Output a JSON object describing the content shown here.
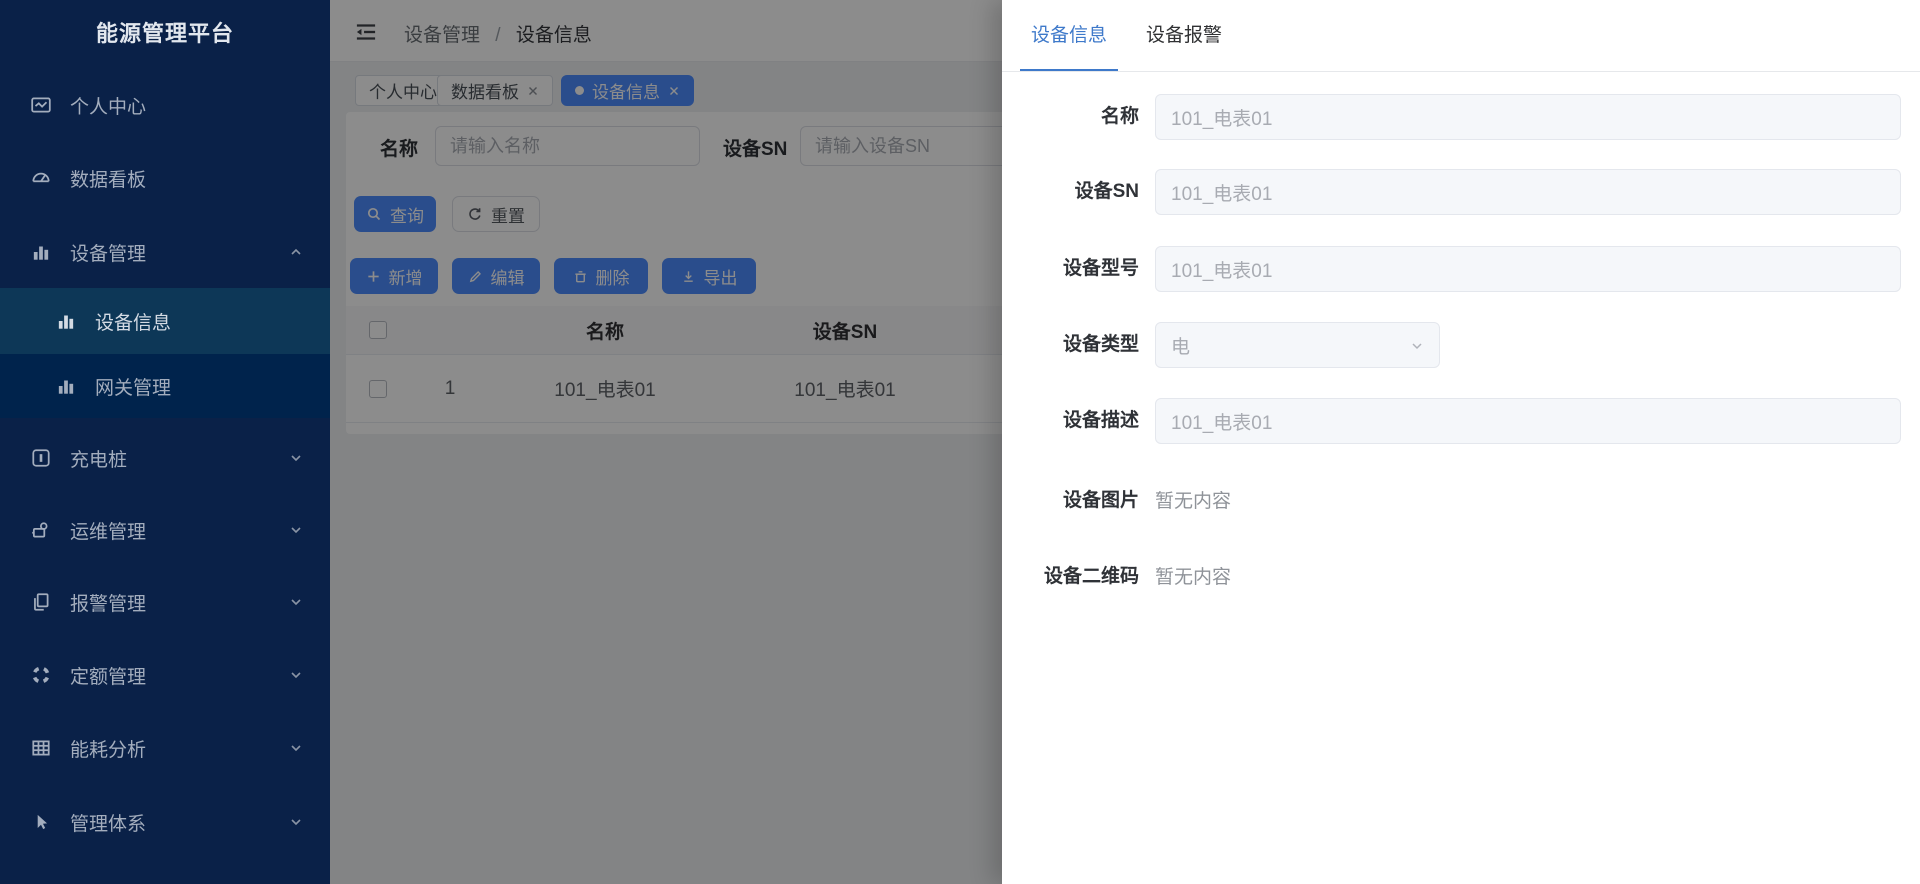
{
  "app": {
    "title": "能源管理平台"
  },
  "sidebar": {
    "items": [
      {
        "label": "个人中心",
        "icon": "profile-icon"
      },
      {
        "label": "数据看板",
        "icon": "dashboard-icon"
      },
      {
        "label": "设备管理",
        "icon": "bar-chart-icon",
        "expanded": true,
        "children": [
          {
            "label": "设备信息",
            "icon": "bar-chart-icon",
            "active": true
          },
          {
            "label": "网关管理",
            "icon": "bar-chart-icon"
          }
        ]
      },
      {
        "label": "充电桩",
        "icon": "charging-pile-icon"
      },
      {
        "label": "运维管理",
        "icon": "ops-icon"
      },
      {
        "label": "报警管理",
        "icon": "alarm-docs-icon"
      },
      {
        "label": "定额管理",
        "icon": "quota-ring-icon"
      },
      {
        "label": "能耗分析",
        "icon": "energy-grid-icon"
      },
      {
        "label": "管理体系",
        "icon": "pointer-icon"
      }
    ]
  },
  "header": {
    "breadcrumb": {
      "parent": "设备管理",
      "separator": "/",
      "current": "设备信息"
    }
  },
  "tags": {
    "items": [
      {
        "label": "个人中心"
      },
      {
        "label": "数据看板",
        "closable": true
      },
      {
        "label": "设备信息",
        "closable": true,
        "active": true
      }
    ]
  },
  "search": {
    "name_label": "名称",
    "name_placeholder": "请输入名称",
    "sn_label": "设备SN",
    "sn_placeholder": "请输入设备SN",
    "query_label": "查询",
    "reset_label": "重置"
  },
  "toolbar": {
    "add_label": "新增",
    "edit_label": "编辑",
    "delete_label": "删除",
    "export_label": "导出"
  },
  "table": {
    "columns": {
      "name": "名称",
      "sn": "设备SN"
    },
    "rows": [
      {
        "index": "1",
        "name": "101_电表01",
        "sn": "101_电表01"
      }
    ]
  },
  "drawer": {
    "tabs": {
      "info": "设备信息",
      "alarm": "设备报警"
    },
    "fields": [
      {
        "label": "名称",
        "value": "101_电表01",
        "type": "input"
      },
      {
        "label": "设备SN",
        "value": "101_电表01",
        "type": "input"
      },
      {
        "label": "设备型号",
        "value": "101_电表01",
        "type": "input"
      },
      {
        "label": "设备类型",
        "value": "电",
        "type": "select"
      },
      {
        "label": "设备描述",
        "value": "101_电表01",
        "type": "input"
      },
      {
        "label": "设备图片",
        "value": "暂无内容",
        "type": "text"
      },
      {
        "label": "设备二维码",
        "value": "暂无内容",
        "type": "text"
      }
    ]
  },
  "colors": {
    "primary": "#4e8cff",
    "drawer_tab_active": "#3e79ca",
    "sidebar_bg": "#0a2148",
    "sidebar_submenu_bg": "#00234c",
    "sidebar_active_bg": "#0d3757",
    "mask": "rgba(0,0,0,0.45)"
  }
}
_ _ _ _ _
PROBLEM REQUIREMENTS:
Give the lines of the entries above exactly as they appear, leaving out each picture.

EXPECTED OUTPUT:
Output a JSON object describing the content shown here.
{
  "app": {
    "title": "能源管理平台"
  },
  "sidebar": {
    "items": [
      {
        "label": "个人中心",
        "icon": "profile-icon"
      },
      {
        "label": "数据看板",
        "icon": "dashboard-icon"
      },
      {
        "label": "设备管理",
        "icon": "bar-chart-icon",
        "expanded": true,
        "children": [
          {
            "label": "设备信息",
            "icon": "bar-chart-icon",
            "active": true
          },
          {
            "label": "网关管理",
            "icon": "bar-chart-icon"
          }
        ]
      },
      {
        "label": "充电桩",
        "icon": "charging-pile-icon"
      },
      {
        "label": "运维管理",
        "icon": "ops-icon"
      },
      {
        "label": "报警管理",
        "icon": "alarm-docs-icon"
      },
      {
        "label": "定额管理",
        "icon": "quota-ring-icon"
      },
      {
        "label": "能耗分析",
        "icon": "energy-grid-icon"
      },
      {
        "label": "管理体系",
        "icon": "pointer-icon"
      }
    ]
  },
  "header": {
    "breadcrumb": {
      "parent": "设备管理",
      "separator": "/",
      "current": "设备信息"
    }
  },
  "tags": {
    "items": [
      {
        "label": "个人中心"
      },
      {
        "label": "数据看板",
        "closable": true
      },
      {
        "label": "设备信息",
        "closable": true,
        "active": true
      }
    ]
  },
  "search": {
    "name_label": "名称",
    "name_placeholder": "请输入名称",
    "sn_label": "设备SN",
    "sn_placeholder": "请输入设备SN",
    "query_label": "查询",
    "reset_label": "重置"
  },
  "toolbar": {
    "add_label": "新增",
    "edit_label": "编辑",
    "delete_label": "删除",
    "export_label": "导出"
  },
  "table": {
    "columns": {
      "name": "名称",
      "sn": "设备SN"
    },
    "rows": [
      {
        "index": "1",
        "name": "101_电表01",
        "sn": "101_电表01"
      }
    ]
  },
  "drawer": {
    "tabs": {
      "info": "设备信息",
      "alarm": "设备报警"
    },
    "fields": [
      {
        "label": "名称",
        "value": "101_电表01",
        "type": "input"
      },
      {
        "label": "设备SN",
        "value": "101_电表01",
        "type": "input"
      },
      {
        "label": "设备型号",
        "value": "101_电表01",
        "type": "input"
      },
      {
        "label": "设备类型",
        "value": "电",
        "type": "select"
      },
      {
        "label": "设备描述",
        "value": "101_电表01",
        "type": "input"
      },
      {
        "label": "设备图片",
        "value": "暂无内容",
        "type": "text"
      },
      {
        "label": "设备二维码",
        "value": "暂无内容",
        "type": "text"
      }
    ]
  },
  "colors": {
    "primary": "#4e8cff",
    "drawer_tab_active": "#3e79ca",
    "sidebar_bg": "#0a2148",
    "sidebar_submenu_bg": "#00234c",
    "sidebar_active_bg": "#0d3757",
    "mask": "rgba(0,0,0,0.45)"
  }
}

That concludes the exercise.